It rained Tuesday and parts of Wednesday, but Thursday and Friday were really nice. We walked the boardwalk and spent some time on the beach. Sierra really enjoyed the beach!
We dug in the sand,
built a sandcastle,
dipped our piggies in the ocean,
and relaxed.
It was an enjoyable time with family!

Sunday, July 12, 2015

Ebright Azimuth: The Highpoint of Delaware

We were invited to a pool party at my brother's fiance's house in Aston, Pennsylvania today. A quick look at Google maps revealed that Aston is very close to the Delaware border and, more importantly, the highest point in Delaware: Ebright Azimuth. We decided to head down there before the party.

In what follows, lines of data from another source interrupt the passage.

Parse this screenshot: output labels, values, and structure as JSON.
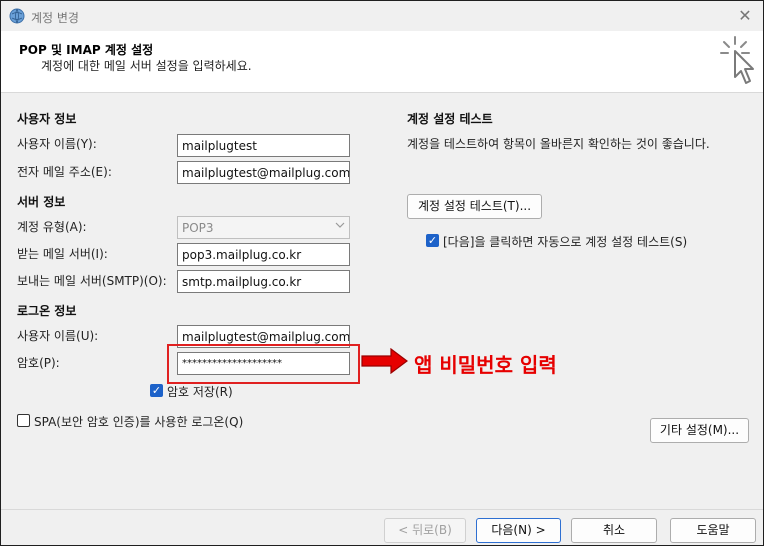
{
  "window": {
    "title": "계정 변경",
    "close_symbol": "✕"
  },
  "header": {
    "title": "POP 및 IMAP 계정 설정",
    "subtitle": "계정에 대한 메일 서버 설정을 입력하세요."
  },
  "user_info": {
    "section_title": "사용자 정보",
    "name_label": "사용자 이름(Y):",
    "name_value": "mailplugtest",
    "email_label": "전자 메일 주소(E):",
    "email_value": "mailplugtest@mailplug.com"
  },
  "server_info": {
    "section_title": "서버 정보",
    "account_type_label": "계정 유형(A):",
    "account_type_value": "POP3",
    "incoming_label": "받는 메일 서버(I):",
    "incoming_value": "pop3.mailplug.co.kr",
    "outgoing_label": "보내는 메일 서버(SMTP)(O):",
    "outgoing_value": "smtp.mailplug.co.kr"
  },
  "login_info": {
    "section_title": "로그온 정보",
    "username_label": "사용자 이름(U):",
    "username_value": "mailplugtest@mailplug.com",
    "password_label": "암호(P):",
    "password_value": "********************",
    "remember_label": "암호 저장(R)",
    "remember_checked": true,
    "spa_label": "SPA(보안 암호 인증)를 사용한 로그온(Q)",
    "spa_checked": false
  },
  "test": {
    "section_title": "계정 설정 테스트",
    "description": "계정을 테스트하여 항목이 올바른지 확인하는 것이 좋습니다.",
    "test_button": "계정 설정 테스트(T)...",
    "auto_test_label": "[다음]을 클릭하면 자동으로 계정 설정 테스트(S)",
    "auto_test_checked": true
  },
  "more_settings_button": "기타 설정(M)...",
  "annotation": {
    "text": "앱 비밀번호 입력",
    "color": "#e60000"
  },
  "footer": {
    "back_button": "< 뒤로(B)",
    "next_button": "다음(N) >",
    "cancel_button": "취소",
    "help_button": "도움말"
  },
  "icons": {
    "app": "outlook-globe-icon",
    "header": "click-cursor-icon",
    "checkmark": "✓",
    "dropdown": "chevron-down-icon"
  },
  "colors": {
    "accent": "#1d62c9",
    "annotation": "#e02020"
  }
}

It was a quick drive down I-95 into Delaware where we exited at the first exit and made the short drive to the intersection of Ebright Road and Ramblewood Drive. Just like that we had conquered the highest point in Delaware, right in the suburbs of Philadelphia.
After two photos of Noelle, Sierra and I standing near the sign indicating the highpoint, it was a quick, 11 minute drive to our pool party where Sierra swam like a fish.

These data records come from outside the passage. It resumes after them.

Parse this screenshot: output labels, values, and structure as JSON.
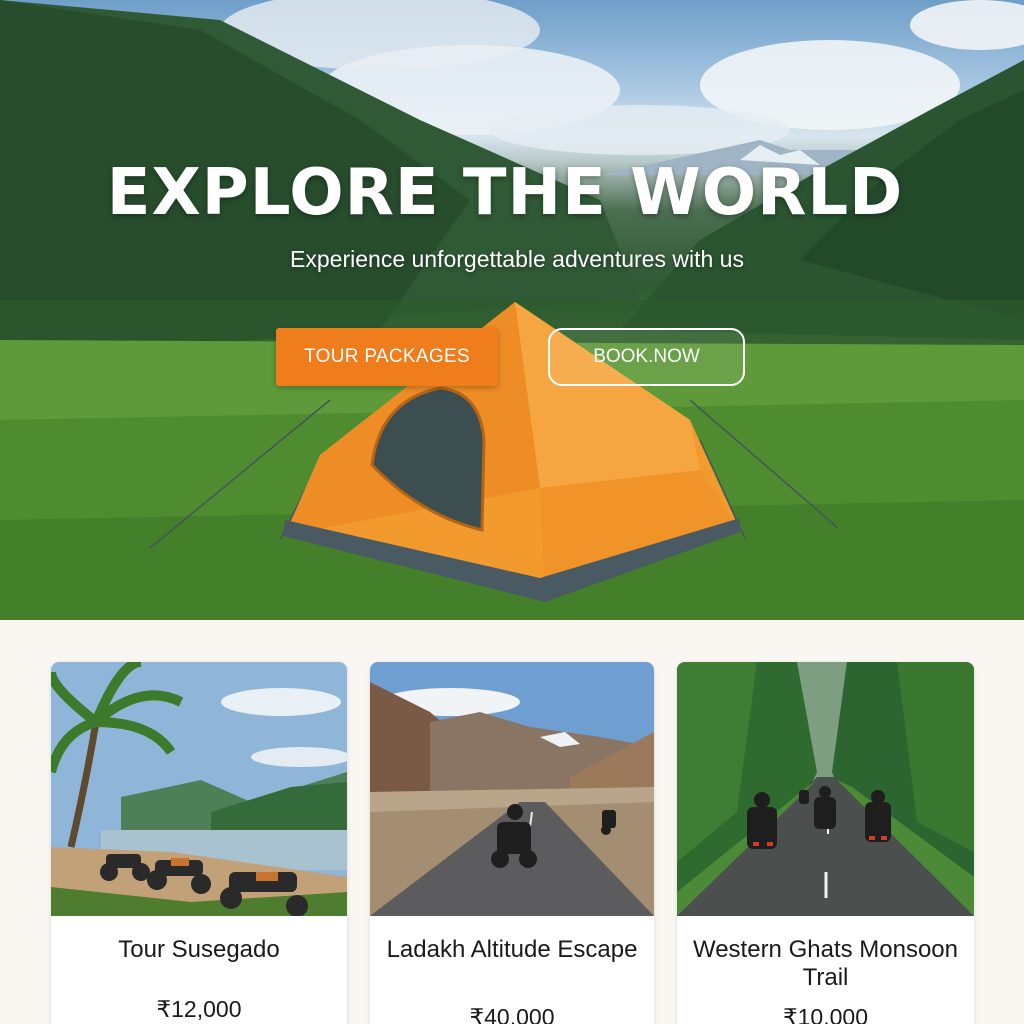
{
  "hero": {
    "nav_fragment": "",
    "title": "EXPLORE THE WORLD",
    "subtitle": "Experience unforgettable adventures with us",
    "tour_button": "TOUR PACKAGES",
    "book_button": "BOOK.NOW"
  },
  "tours": [
    {
      "title": "Tour Susegado",
      "price": "₹12,000"
    },
    {
      "title": "Ladakh Altitude Escape",
      "price": "₹40,000"
    },
    {
      "title": "Western Ghats Monsoon Trail",
      "price": "₹10,000"
    }
  ],
  "colors": {
    "accent": "#f07d1c",
    "tent_orange": "#f29a2e",
    "tent_base": "#4a5a63",
    "card_bg": "#ffffff",
    "section_bg": "#faf7f3"
  }
}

Saturday, July 11, 2015

Haines Shoe House

I love quirky, old tourist traps like this. Today, after leaving my good friend Dan's house, Noelle, Sierra and I headed east towards my parents house outside of Philadelphia. Some time back I noticed that there was a home shaped like a shoe just outside of York, PA and so I decided that today would be a great opportunity to visit the shoe house.

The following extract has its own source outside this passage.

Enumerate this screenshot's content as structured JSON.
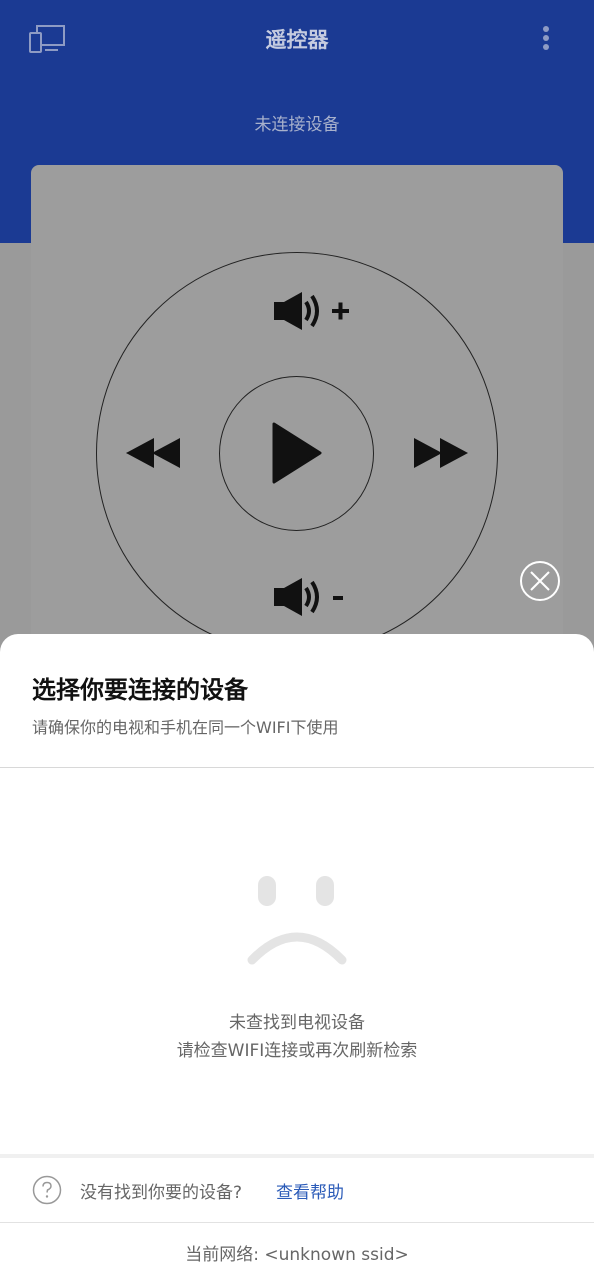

It was just as advertised: a house shaped like a shoe.
However, there were some nice little surprises like a shoe shaped dog house
(which Sierra really loved) and a shoe fence surrounding the place.
An added attraction for visiting was ice cream. I had a cone, while Noelle and Sierra ate theirs out of dishes.
It was a really nice visit to the type of place that they just don't build anymore!

Friday, July 10, 2015

Buchanan's Birthplace State Park

After our trip to Cedar Creek and Belle Grove NHP, we began heading further north. We stopped for lunch at Five Guys and then headed through parts of West Virginia and Maryland and into Pennsylvania. We got off of I-81 and headed west through Mercersburg to the small town of Cove Gap and Buchanan's Birthplace State Park. I have a thing for visiting the birth sites of terrible presidents. Two years ago we visited the supposed birth home of Andrew Johnson in Raleigh, North Carolina. This year it was the birth site of our 15th president. It is marked by a small pyramid.
There's not much else to the site, though there is a small, pretty creek that winds through. I can now say that I've been to the birth site of the 15th, 16th and 17th presidents!

Cedar Creek and Belle Grove National Historical Park

Last night Noelle, Sierra and I stayed in the primitive campground at Guest/Shenandoah River State Park. It was an interesting experience as we had to use a cart to wheel our stuff to our campsite. We survived a short rainstorm on a muggy night in the tent. This morning we awoke and headed over to one of our newest National Park Service sites: Cedar Creek and Belle Grove National Historical Park.

We drove into Middletown, Virginia and found the NPS visitor center in a strip mall. We learned that the site was the scene of a decisive, though seemingly improbable Union victory towards the end of the Civil War. We checked out the exhibits and grabbed a brochure for the self-guided driving tour. Then we set out. We skipped a portion of the driving tour as it wound through mostly-private property where we would have no opportunity to get out and see things.What we did see included the 128th New York Monument
and the very interesting grounds of Belle Grove Plantation.

There is a self-guided tour of the Belle Grove grounds that we took advantage of. Besides the plantation home itself (which was built in 1797),
there was a nice garden,
filled with lots of different flowers.
There were also lots of outbuildings to see, and a simple slave cemetery, its graves marked with crude stone.
Every time I visit slave cemeteries I wonder about the people buried there, who toiled their entire lives only to be buried in unmarked graves.

After visiting Belle Grove we continued our driving tour and then started to make our way north again.